Recorded data
%%

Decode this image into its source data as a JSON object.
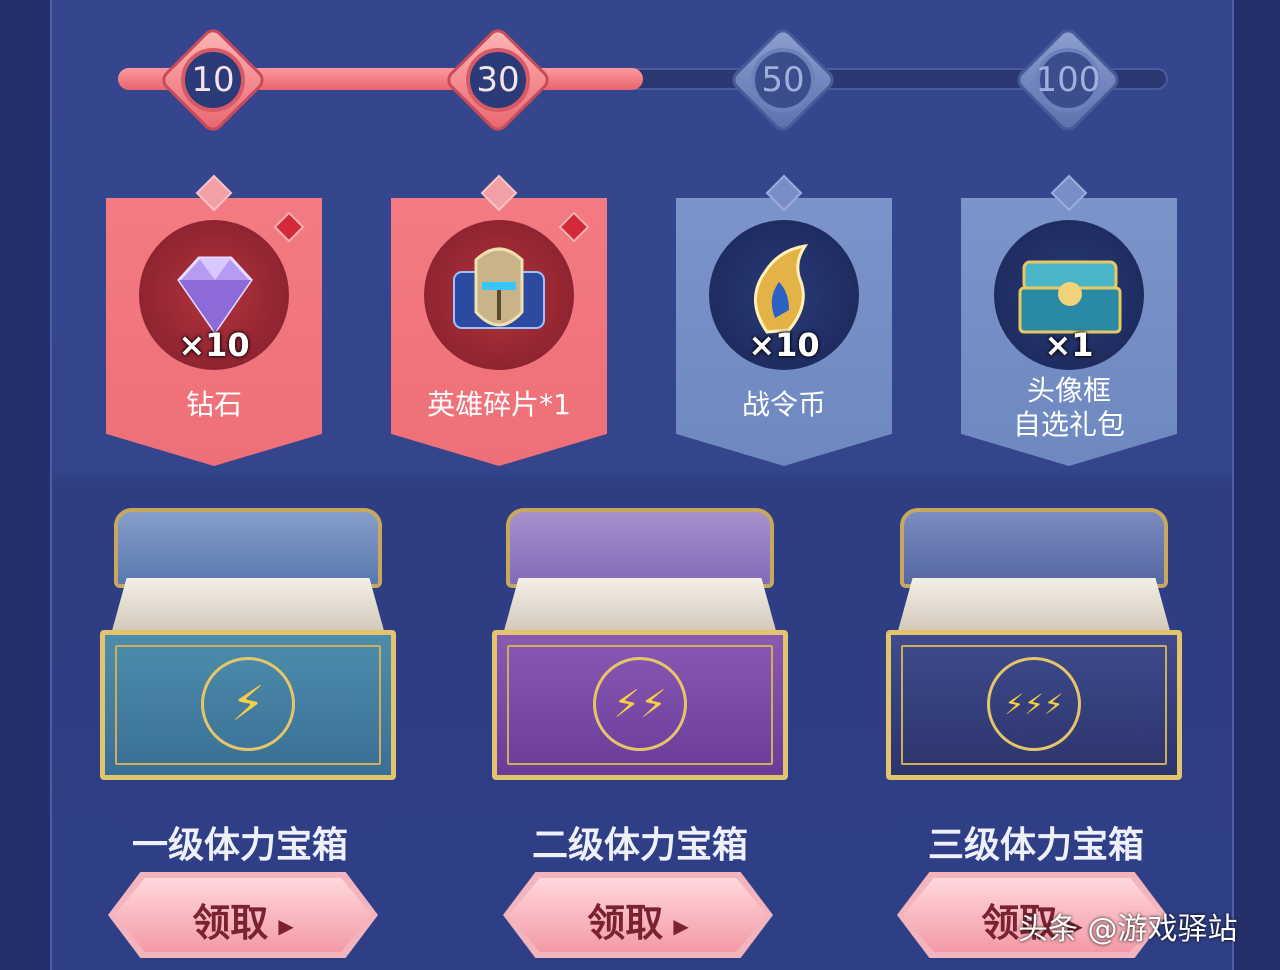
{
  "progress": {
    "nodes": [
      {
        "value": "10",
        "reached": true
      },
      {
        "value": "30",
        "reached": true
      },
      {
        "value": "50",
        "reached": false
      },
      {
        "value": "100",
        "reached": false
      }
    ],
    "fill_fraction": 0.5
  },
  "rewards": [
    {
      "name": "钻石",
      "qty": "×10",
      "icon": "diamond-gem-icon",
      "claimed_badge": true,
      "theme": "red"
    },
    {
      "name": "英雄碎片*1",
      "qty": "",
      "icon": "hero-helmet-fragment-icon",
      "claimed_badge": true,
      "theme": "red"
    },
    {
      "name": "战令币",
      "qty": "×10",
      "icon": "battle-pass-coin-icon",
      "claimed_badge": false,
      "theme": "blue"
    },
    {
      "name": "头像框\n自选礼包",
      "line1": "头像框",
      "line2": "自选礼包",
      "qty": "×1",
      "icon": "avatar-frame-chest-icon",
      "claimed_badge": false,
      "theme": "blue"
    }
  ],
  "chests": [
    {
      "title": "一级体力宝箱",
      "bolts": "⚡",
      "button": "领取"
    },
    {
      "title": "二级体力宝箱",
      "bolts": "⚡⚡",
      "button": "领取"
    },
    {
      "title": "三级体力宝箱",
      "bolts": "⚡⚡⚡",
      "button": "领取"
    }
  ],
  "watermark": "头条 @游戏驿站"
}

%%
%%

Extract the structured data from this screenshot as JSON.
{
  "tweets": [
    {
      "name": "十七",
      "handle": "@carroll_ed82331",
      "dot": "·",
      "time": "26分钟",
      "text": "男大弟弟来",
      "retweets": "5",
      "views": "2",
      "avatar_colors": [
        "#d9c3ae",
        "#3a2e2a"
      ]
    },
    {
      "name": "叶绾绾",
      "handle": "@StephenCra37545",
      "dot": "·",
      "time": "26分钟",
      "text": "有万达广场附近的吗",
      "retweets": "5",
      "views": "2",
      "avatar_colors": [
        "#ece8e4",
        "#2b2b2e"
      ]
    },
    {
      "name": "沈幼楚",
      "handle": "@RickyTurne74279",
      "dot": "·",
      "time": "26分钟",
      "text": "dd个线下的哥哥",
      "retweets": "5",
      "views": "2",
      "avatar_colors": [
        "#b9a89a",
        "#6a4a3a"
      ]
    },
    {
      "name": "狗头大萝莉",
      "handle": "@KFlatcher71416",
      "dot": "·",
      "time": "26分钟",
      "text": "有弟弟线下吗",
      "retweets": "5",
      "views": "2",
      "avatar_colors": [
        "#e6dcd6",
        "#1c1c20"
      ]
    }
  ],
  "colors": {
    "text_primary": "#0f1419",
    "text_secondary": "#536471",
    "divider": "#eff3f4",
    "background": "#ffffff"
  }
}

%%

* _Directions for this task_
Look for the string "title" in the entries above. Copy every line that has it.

* _Your response_
      "title": "一级体力宝箱",
      "title": "二级体力宝箱",
      "title": "三级体力宝箱",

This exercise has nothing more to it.